__WORK INSTRUCTION__
Gather up every line from the entries below that uses the word "plain".

__DATA FOR THIS TASK__
________________________________________
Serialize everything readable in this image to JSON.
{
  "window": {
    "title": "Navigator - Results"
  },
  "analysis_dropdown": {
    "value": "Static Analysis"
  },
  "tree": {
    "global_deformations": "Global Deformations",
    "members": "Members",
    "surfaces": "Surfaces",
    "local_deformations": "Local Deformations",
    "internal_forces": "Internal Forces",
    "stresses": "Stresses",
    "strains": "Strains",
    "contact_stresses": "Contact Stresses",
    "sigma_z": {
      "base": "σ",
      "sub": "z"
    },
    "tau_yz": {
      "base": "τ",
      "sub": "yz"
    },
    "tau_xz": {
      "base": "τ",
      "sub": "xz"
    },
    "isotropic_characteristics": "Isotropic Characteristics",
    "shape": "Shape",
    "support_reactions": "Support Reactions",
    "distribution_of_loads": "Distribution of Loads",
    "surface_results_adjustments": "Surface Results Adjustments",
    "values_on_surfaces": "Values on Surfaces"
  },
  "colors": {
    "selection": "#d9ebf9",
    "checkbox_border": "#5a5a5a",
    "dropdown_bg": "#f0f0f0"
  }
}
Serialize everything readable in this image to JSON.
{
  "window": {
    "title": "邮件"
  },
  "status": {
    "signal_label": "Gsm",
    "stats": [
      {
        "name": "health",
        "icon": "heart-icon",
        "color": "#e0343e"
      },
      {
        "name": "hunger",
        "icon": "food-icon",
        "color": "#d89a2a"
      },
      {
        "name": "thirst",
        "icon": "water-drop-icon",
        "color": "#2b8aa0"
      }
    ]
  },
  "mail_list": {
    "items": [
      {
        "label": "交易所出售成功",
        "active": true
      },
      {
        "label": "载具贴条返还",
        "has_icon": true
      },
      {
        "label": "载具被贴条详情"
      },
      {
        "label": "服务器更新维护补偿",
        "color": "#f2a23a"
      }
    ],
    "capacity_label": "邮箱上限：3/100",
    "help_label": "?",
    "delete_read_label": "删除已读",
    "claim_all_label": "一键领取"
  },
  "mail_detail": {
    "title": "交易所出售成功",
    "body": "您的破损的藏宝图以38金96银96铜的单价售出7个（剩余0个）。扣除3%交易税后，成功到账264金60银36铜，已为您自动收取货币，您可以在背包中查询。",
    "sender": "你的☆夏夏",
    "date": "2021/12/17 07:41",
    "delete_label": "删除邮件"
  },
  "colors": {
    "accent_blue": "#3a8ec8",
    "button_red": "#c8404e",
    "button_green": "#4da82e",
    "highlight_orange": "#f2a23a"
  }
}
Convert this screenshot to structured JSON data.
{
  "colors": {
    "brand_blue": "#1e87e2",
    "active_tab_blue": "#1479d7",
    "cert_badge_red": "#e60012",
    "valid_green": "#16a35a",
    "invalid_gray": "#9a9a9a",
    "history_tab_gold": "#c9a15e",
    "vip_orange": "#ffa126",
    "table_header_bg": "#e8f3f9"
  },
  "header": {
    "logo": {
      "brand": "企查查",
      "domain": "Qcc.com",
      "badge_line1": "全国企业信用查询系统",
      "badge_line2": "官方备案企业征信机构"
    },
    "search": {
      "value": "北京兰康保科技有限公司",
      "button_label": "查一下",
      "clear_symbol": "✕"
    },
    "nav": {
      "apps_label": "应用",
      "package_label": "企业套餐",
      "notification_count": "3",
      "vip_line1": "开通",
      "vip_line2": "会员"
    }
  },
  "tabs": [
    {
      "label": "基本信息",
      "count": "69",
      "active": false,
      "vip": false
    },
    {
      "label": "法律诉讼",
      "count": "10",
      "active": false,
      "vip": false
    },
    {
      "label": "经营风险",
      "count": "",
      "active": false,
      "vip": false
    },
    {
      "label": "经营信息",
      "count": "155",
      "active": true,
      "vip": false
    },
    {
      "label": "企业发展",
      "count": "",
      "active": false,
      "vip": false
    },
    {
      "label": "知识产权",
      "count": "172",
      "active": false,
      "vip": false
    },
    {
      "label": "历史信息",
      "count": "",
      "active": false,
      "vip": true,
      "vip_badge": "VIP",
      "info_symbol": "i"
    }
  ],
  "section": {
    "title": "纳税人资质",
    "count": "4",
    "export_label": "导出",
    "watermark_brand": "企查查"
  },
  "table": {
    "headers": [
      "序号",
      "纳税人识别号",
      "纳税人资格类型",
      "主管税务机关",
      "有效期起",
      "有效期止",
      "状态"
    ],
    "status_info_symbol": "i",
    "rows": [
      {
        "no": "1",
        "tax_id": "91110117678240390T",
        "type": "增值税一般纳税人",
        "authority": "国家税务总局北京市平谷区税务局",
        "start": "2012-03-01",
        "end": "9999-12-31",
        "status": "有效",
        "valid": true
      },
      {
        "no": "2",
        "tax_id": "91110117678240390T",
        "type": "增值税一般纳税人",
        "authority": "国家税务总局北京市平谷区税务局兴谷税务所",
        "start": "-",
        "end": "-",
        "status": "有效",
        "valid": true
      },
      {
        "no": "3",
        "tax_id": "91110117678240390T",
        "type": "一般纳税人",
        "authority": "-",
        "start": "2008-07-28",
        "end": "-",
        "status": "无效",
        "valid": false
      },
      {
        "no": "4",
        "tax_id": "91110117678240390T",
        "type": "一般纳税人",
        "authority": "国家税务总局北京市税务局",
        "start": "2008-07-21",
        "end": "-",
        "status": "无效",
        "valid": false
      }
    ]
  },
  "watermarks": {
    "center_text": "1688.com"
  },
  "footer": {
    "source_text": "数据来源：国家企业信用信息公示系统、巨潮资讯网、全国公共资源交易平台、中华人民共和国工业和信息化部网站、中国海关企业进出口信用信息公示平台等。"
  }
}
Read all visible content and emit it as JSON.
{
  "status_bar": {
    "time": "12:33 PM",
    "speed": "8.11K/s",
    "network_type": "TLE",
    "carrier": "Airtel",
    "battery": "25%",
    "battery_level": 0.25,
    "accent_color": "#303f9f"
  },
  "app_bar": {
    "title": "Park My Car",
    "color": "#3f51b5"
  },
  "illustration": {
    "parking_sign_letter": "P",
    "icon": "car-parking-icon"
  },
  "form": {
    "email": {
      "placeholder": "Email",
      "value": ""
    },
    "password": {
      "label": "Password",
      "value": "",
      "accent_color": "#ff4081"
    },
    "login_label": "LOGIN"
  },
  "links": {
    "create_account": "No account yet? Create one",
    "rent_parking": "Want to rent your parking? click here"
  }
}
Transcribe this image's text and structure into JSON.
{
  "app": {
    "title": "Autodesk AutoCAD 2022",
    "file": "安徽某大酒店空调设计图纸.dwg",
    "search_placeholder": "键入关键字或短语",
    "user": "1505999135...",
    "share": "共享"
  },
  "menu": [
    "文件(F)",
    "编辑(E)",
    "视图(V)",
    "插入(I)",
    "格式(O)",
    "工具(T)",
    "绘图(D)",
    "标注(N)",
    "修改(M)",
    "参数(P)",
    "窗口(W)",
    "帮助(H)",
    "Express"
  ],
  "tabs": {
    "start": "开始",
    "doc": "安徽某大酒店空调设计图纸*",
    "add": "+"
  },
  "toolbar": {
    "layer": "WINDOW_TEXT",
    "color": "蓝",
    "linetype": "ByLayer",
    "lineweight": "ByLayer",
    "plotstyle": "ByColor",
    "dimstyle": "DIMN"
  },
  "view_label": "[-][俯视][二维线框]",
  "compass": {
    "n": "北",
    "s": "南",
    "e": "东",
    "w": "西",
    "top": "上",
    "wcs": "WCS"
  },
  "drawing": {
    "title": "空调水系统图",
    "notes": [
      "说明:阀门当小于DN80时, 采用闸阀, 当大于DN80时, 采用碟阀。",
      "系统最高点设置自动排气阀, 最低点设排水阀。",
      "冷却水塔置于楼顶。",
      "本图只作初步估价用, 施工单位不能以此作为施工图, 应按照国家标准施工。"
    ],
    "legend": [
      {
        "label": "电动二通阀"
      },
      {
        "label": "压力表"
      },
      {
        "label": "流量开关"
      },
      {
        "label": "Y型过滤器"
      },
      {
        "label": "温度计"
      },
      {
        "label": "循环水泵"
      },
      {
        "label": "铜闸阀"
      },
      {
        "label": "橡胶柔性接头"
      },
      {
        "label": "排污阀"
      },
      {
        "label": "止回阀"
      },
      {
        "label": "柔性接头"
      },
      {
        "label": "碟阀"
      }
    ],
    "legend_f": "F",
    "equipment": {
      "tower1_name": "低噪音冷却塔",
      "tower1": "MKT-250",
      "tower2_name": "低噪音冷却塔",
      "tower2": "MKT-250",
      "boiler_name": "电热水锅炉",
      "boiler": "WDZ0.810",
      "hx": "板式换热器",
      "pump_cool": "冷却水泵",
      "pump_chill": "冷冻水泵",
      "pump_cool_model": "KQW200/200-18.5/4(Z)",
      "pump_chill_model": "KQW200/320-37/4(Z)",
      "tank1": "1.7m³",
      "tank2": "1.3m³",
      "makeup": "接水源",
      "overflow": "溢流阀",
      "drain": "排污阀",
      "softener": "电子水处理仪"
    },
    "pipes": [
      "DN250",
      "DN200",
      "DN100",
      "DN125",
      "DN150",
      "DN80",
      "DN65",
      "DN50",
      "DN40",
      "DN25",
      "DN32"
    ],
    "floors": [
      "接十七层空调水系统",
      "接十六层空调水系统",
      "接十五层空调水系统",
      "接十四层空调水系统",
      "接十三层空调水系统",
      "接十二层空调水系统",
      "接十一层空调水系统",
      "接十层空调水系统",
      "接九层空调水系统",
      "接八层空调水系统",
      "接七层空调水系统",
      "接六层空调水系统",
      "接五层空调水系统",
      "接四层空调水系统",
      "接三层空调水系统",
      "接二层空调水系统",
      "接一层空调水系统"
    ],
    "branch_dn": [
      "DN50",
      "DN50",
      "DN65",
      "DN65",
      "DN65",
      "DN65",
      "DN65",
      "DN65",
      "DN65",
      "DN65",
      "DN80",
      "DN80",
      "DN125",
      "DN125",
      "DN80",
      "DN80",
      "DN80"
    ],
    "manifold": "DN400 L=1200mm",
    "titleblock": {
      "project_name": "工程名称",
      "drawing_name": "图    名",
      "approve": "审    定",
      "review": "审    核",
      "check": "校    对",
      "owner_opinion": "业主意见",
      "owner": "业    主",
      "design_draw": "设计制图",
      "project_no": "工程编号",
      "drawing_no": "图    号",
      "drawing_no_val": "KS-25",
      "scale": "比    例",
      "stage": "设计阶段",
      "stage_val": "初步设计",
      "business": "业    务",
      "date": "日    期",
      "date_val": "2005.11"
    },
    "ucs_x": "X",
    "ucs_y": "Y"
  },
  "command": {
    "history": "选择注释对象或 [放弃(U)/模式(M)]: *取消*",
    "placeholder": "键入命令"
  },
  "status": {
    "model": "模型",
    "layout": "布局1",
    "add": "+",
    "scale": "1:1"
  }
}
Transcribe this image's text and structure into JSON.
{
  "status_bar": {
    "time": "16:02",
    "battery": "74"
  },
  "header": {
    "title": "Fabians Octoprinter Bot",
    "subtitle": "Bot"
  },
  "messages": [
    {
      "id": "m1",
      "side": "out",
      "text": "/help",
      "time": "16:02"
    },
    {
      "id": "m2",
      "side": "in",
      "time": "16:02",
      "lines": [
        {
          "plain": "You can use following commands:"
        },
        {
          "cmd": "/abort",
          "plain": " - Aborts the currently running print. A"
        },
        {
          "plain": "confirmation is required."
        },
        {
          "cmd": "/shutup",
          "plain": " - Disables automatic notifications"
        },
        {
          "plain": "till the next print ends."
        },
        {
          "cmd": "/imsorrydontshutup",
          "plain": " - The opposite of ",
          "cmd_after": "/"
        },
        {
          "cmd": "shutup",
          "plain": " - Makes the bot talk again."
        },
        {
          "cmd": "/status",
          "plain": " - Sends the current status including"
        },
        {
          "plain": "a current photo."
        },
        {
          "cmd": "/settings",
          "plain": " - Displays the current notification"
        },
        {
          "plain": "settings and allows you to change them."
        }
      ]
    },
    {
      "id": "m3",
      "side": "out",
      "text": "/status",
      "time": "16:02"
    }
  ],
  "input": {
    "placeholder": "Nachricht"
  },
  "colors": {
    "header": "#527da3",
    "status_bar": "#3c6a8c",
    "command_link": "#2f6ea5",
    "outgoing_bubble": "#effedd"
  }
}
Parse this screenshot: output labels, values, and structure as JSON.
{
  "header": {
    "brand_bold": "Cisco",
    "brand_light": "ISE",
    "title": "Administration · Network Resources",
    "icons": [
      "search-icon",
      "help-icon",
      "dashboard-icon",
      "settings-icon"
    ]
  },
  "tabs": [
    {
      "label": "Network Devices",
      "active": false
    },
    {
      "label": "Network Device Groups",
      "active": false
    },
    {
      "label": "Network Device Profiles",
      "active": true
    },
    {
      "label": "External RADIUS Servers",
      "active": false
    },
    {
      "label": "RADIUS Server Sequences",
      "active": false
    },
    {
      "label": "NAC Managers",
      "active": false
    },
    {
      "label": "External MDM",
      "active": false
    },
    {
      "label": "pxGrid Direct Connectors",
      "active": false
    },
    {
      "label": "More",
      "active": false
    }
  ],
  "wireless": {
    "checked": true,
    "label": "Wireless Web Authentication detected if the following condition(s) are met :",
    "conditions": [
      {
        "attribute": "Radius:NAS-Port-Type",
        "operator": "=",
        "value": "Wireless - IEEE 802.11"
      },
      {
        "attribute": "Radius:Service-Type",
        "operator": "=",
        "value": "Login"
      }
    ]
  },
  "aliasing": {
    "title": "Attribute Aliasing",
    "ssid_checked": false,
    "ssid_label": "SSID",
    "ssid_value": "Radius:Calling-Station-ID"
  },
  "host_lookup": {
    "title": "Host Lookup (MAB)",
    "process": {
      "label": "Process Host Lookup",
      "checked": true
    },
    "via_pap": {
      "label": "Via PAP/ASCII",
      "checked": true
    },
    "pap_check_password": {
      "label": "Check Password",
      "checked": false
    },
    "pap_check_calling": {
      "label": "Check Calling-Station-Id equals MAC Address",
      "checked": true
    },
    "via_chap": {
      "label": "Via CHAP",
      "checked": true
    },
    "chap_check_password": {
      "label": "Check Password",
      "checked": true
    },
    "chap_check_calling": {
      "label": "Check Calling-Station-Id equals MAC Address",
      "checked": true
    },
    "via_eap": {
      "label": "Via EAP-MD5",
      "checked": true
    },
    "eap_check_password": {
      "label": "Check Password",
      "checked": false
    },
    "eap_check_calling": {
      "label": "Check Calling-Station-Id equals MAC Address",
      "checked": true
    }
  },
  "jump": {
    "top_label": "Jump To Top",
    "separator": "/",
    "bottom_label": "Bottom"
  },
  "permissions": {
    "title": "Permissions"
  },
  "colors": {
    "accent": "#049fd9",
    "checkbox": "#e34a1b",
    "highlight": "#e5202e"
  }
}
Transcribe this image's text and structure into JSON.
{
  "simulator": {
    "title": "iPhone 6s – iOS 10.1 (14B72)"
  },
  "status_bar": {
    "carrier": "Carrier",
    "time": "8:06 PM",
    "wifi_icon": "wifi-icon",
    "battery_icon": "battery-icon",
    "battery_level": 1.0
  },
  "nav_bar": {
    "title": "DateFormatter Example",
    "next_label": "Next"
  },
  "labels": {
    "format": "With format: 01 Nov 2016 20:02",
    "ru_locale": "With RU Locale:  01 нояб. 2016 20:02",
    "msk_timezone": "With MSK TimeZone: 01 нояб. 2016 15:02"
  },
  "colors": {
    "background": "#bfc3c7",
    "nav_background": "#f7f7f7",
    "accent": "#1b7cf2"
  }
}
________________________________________
__SOLUTION TO THIS EXERCISE__
          "plain": "You can use following commands:"
          "plain": " - Aborts the currently running print. A"
          "plain": "confirmation is required."
          "plain": " - Disables automatic notifications"
          "plain": "till the next print ends."
          "plain": " - The opposite of ",
          "plain": " - Makes the bot talk again."
          "plain": " - Sends the current status including"
          "plain": "a current photo."
          "plain": " - Displays the current notification"
          "plain": "settings and allows you to change them."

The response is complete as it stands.